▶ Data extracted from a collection
--------------------------------

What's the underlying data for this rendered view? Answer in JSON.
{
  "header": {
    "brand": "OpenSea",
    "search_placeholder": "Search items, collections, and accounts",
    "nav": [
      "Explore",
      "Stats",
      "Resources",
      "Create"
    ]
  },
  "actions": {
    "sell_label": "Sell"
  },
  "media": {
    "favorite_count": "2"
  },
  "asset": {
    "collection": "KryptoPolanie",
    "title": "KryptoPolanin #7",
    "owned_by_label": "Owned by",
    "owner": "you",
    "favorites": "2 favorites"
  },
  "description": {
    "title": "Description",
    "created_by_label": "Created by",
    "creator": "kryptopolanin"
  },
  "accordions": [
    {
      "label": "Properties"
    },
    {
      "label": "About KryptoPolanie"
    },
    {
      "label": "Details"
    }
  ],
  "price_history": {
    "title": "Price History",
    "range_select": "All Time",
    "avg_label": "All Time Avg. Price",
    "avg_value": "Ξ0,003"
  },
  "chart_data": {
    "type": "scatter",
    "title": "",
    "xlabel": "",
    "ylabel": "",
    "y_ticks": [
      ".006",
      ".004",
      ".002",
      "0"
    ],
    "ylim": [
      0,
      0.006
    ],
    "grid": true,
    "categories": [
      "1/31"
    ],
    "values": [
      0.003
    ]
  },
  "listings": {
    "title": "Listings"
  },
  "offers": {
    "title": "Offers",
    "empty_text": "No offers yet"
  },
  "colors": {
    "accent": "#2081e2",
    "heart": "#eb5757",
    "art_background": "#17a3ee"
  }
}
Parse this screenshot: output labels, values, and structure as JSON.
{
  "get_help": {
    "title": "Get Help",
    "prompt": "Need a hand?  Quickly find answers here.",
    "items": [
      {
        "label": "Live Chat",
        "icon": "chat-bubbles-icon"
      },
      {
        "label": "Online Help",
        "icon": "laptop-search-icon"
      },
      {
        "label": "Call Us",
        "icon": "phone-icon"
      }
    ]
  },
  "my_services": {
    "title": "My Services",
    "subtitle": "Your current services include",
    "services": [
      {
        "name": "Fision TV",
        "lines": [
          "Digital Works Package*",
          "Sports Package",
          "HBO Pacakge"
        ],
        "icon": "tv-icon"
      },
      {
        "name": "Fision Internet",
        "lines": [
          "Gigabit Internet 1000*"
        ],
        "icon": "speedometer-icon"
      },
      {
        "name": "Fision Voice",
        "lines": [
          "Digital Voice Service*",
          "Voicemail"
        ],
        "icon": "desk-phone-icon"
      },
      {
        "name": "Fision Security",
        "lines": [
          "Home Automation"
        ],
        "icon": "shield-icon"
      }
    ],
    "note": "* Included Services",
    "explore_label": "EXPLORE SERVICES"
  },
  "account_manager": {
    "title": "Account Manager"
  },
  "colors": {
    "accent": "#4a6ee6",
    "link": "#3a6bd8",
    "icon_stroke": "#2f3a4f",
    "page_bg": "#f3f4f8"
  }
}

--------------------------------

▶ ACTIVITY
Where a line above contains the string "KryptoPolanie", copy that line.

▶ COMPLETED EXERCISE
    "collection": "KryptoPolanie",
      "label": "About KryptoPolanie"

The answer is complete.